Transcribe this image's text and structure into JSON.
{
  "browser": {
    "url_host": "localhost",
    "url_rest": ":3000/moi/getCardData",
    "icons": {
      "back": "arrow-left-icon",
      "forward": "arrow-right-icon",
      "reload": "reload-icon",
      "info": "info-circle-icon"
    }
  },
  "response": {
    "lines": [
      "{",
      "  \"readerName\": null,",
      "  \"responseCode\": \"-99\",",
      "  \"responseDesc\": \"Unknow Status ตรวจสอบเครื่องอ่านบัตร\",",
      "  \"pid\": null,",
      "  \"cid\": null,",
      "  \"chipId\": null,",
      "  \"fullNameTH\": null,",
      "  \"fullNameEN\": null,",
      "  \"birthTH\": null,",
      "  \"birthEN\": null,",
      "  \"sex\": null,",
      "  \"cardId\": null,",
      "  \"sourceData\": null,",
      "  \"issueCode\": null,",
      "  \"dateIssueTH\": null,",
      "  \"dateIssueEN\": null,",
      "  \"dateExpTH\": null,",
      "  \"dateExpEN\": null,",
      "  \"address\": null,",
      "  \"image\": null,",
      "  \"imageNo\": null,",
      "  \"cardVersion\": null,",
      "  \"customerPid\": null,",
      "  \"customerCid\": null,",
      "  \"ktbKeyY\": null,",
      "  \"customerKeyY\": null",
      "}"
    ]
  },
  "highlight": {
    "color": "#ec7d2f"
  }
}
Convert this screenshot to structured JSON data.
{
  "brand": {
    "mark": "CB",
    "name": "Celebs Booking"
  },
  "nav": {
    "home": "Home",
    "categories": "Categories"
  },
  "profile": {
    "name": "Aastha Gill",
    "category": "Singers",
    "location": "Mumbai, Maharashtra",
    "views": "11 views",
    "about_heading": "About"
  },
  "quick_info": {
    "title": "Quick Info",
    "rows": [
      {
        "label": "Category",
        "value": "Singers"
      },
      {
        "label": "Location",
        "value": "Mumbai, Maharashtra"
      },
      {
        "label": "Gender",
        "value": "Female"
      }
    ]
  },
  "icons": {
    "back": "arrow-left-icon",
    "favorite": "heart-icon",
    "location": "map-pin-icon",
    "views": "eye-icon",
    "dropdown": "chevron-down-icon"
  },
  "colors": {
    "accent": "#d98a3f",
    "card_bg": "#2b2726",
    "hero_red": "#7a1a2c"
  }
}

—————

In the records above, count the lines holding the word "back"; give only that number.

**EXERCISE SOLUTION**
2